Herrera, 25, signed a major league contract worth $1.92 million over three years, according to BA correspondent John Perrotto, and gets a $750,000 signing bonus. His base salaries in the deal are for between $380,000 and $400,000.
A 6-foot-2, 200-pound righthander, Herrera’s strong suits are his knack for pitching, command and above-average curveball. His fastball ranges between 88-92 mph and he also throws a split-finger fastball. Some scouts project him to throw harder once he’s throwing more regularly. Herrera is expected to start 2007 at Triple-A Indianapolis.
In February, though, the Post-Gazette relayed that Herrera might start at Double A Altoona. More mystery. That is, until Spring Training rolled around.
Last Monday, Dejan relayed the news from Bradenton:
One of the more uplifting sights for management in the early days of spring training has been the performance and poise of starter Yoslan Herrera, the Cuban defector signed this offseason.
On the mound, he has displayed a seemingly effortless delivery, dazzling offspeed stuff and, perhaps most impressive, an ability to throw all four pitches with an unwavering motion.
Off the mound, despite knowing little English, he appears to be assimilating well, and not just with the Spanish-speaking players. He often is seen smiling and joking with just about anyone, including Japanese starter Masumi Kuwata.
“He’s very intriguing,” manager Jim Tracy said. “Watching him pitch, you can see he knows what he’s doing. His delivery is very consistent. And you can see, too, that he’s handled himself extremely well in all areas over the first three days of camp.”
First AAA. Then, maybe AA–who knows, the kid hasn’t pitched in two years. Now, if the cards fall right, can Herrera start 2007 in the majors?
Herrera still hasn’t thrown against MLB competition; ultimately, game action over the next few weeks should be the test that decides his fate. One would assume that Dave Littlefield would want to keep Herrera in a rotation somewhere (not wasting a four-pitch talent on the bullpen), and the Tony Armas signing seemingly blocks Yoslan’s assault on the fifth starter’s job. Is it inconceivable, though, to think that the Cuban could start the year as Indy’s ace and be the sixth or seventh starter? I don’t think so. In fact, I wholeheartedly expect to see Herrera in Pittsburgh by August.

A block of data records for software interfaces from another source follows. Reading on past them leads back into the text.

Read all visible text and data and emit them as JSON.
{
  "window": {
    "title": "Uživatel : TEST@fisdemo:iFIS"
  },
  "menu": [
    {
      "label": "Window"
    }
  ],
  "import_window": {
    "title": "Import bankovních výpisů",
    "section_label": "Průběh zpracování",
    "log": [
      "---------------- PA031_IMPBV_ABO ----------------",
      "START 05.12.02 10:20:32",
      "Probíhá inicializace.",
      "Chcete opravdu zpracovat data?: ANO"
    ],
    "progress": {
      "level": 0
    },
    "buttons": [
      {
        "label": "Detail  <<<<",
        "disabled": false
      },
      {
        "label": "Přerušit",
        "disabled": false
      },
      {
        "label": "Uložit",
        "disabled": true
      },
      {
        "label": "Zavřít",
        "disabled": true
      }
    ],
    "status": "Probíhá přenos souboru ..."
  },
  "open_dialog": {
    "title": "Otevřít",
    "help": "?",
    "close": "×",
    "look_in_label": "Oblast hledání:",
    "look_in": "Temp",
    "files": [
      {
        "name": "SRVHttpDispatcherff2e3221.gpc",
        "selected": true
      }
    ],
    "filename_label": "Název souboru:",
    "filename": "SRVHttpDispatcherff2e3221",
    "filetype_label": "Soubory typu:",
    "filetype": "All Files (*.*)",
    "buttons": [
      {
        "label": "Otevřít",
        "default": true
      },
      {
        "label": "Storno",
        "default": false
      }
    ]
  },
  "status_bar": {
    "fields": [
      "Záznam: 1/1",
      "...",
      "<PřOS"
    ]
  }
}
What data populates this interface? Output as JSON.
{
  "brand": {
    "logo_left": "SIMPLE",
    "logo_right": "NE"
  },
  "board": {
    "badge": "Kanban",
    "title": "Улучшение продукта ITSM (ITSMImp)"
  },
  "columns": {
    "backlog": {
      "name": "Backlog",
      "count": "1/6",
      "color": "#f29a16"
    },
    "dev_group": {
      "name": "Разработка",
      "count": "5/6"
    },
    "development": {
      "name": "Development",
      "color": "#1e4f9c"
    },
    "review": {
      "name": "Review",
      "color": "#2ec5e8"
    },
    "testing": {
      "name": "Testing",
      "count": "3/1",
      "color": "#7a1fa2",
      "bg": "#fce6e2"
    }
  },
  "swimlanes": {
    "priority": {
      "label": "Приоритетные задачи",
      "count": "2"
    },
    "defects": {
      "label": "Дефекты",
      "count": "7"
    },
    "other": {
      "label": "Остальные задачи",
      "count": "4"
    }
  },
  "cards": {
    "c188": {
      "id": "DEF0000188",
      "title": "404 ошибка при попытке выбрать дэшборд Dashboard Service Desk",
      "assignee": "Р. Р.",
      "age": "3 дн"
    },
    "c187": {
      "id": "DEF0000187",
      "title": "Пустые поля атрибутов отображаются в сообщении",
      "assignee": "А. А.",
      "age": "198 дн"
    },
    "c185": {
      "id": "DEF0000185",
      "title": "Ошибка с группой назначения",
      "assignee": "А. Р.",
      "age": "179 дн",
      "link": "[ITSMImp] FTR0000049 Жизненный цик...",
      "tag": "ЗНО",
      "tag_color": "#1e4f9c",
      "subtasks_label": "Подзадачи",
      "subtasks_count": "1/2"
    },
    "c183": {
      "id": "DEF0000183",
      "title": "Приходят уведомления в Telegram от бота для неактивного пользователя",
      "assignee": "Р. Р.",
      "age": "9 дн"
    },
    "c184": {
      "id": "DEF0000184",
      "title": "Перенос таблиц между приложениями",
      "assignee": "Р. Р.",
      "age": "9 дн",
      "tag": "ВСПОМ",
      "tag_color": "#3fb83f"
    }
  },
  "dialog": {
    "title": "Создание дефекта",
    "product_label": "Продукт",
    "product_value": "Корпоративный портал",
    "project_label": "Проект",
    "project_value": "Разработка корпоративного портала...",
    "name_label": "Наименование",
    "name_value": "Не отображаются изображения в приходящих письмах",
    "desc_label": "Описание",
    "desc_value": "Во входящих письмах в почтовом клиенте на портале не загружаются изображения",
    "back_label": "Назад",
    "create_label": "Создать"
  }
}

We’ve heard that he possesses poise on the mound, that he knows how to pitch (not throw). His fastball isn’t overwhelming, but 92 mph is major-league ready. Having the ability to throw four pitches for strikes, including a couple knee-buckling breaking balls, will only help. A low-risk, high-reward signing by Dave Littlefield? Very much so.
Welcome to the organization, Yoslan. Now hurry up and get to Pittsburgh.
This is the final segment of a series handicapping the NL Central based on a position by position analysis of teams using a variety of projection systems. Part 1 ( C-1B) | 2 (IF) | 3 (OF) | 4 (BN) | 5 (SP) | 6 (MR-CL) If you’ve been reading this series since Part 1, you’ll remember that I used ZiPS as a projection base in an attempt to rank the teams in the NL Central from top to bottom. The discussion following Pittsburgh...